Stephen and I have come a long way since those early mornings spent drinking coffee and breathing to life our worst feelings. We now find time for nights away in the desert and going away for the weekend with friends. Two years ago, we began to journal weekly. If there is something we need to talk about or want to do, it gets written down. The journal ensures we take time to plan dates and keep communication open. Once a month, we plan an afternoon to go over the journal and make any adjustments. It’s working for now, and I think our marriage is better than before my injury.

As long as both partners share a deep commitment to each other, are able to communicate and are willing to explore the new reality after SCI/D, there is no reason that love and romance can’t be even more intimate and fresh than it was prior to injury.
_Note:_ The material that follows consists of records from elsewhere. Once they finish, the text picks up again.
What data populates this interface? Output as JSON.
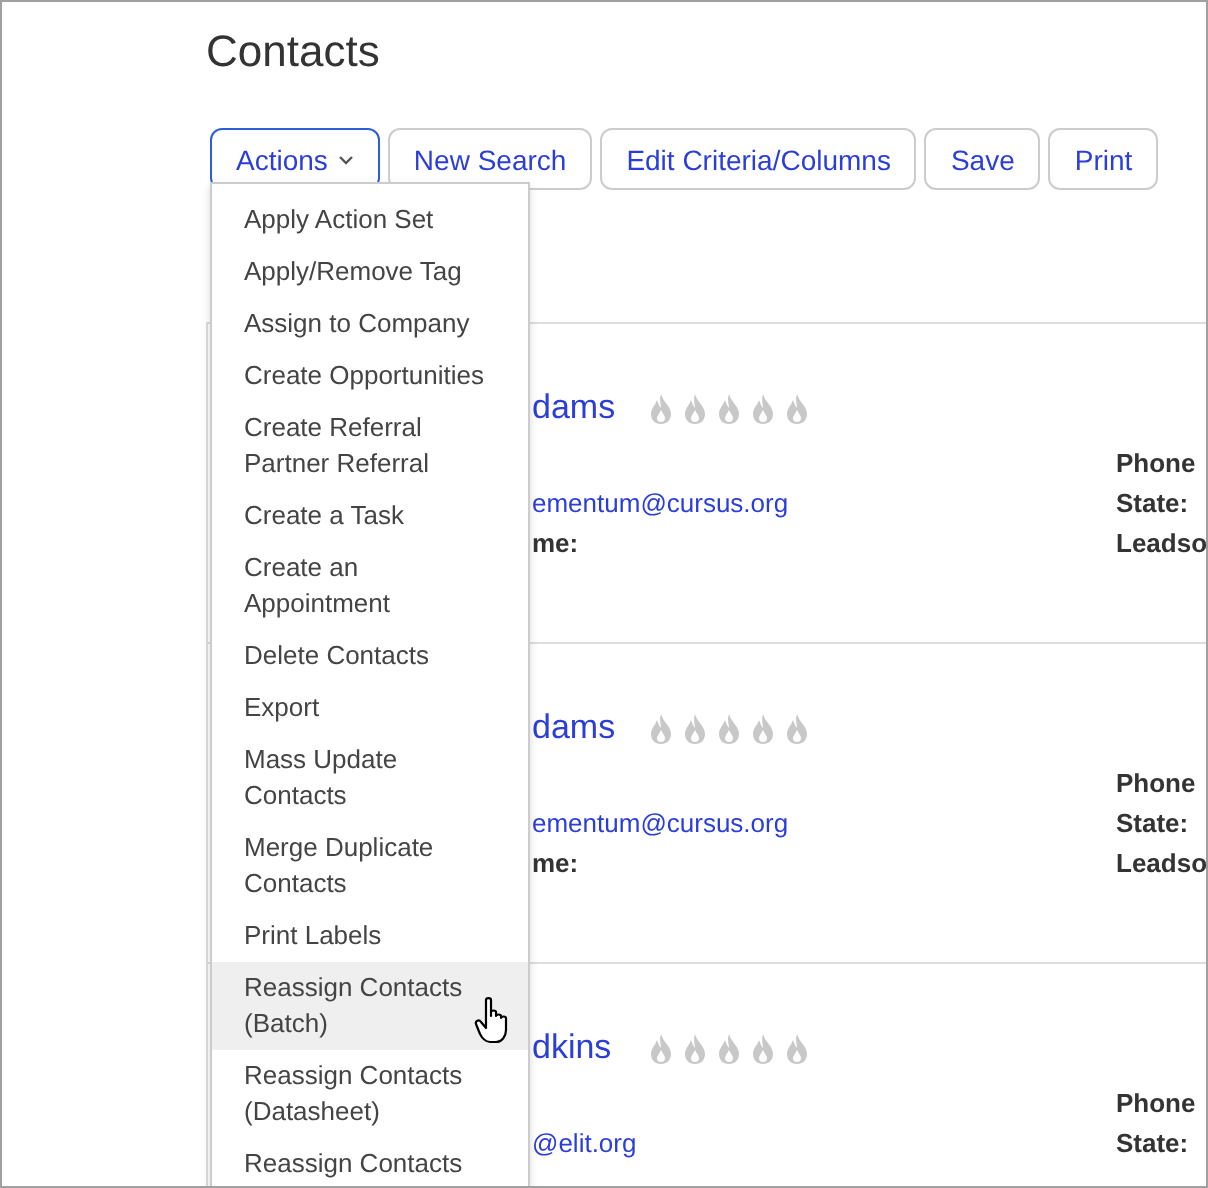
{
  "title": "Contacts",
  "toolbar": [
    {
      "label": "Actions",
      "kind": "dropdown",
      "expanded": true
    },
    {
      "label": "New Search",
      "kind": "button",
      "expanded": false
    },
    {
      "label": "Edit Criteria/Columns",
      "kind": "button",
      "expanded": false
    },
    {
      "label": "Save",
      "kind": "button",
      "expanded": false
    },
    {
      "label": "Print",
      "kind": "button",
      "expanded": false
    }
  ],
  "actions_menu": [
    {
      "label": "Apply Action Set",
      "highlighted": false
    },
    {
      "label": "Apply/Remove Tag",
      "highlighted": false
    },
    {
      "label": "Assign to Company",
      "highlighted": false
    },
    {
      "label": "Create Opportunities",
      "highlighted": false
    },
    {
      "label": "Create Referral Partner Referral",
      "highlighted": false
    },
    {
      "label": "Create a Task",
      "highlighted": false
    },
    {
      "label": "Create an Appointment",
      "highlighted": false
    },
    {
      "label": "Delete Contacts",
      "highlighted": false
    },
    {
      "label": "Export",
      "highlighted": false
    },
    {
      "label": "Mass Update Contacts",
      "highlighted": false
    },
    {
      "label": "Merge Duplicate Contacts",
      "highlighted": false
    },
    {
      "label": "Print Labels",
      "highlighted": false
    },
    {
      "label": "Reassign Contacts (Batch)",
      "highlighted": true
    },
    {
      "label": "Reassign Contacts (Datasheet)",
      "highlighted": false
    },
    {
      "label": "Reassign Contacts",
      "highlighted": false
    }
  ],
  "contacts": [
    {
      "name": "dams",
      "stars": 0,
      "email": "ementum@cursus.org",
      "field_label": "me:",
      "right_labels": [
        "Phone",
        "State:",
        "Leadso"
      ]
    },
    {
      "name": "dams",
      "stars": 0,
      "email": "ementum@cursus.org",
      "field_label": "me:",
      "right_labels": [
        "Phone",
        "State:",
        "Leadso"
      ]
    },
    {
      "name": "dkins",
      "stars": 0,
      "email": "@elit.org",
      "right_labels": [
        "Phone",
        "State:"
      ]
    }
  ]
}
This past September, Stephen and I took a trip to Northern California with some friends. One evening, after dinner, I overheard him talking to a friend about our marriage of 26 years. “How did you do it?” our friend asked, “I mean, you guys have been through so much?” Stephen answered, “I looked at Emily one day and I realized I couldn’t live without her, and I had to figure it out. … We rebuilt ‘us’ from nothing, and now she’s my everything.”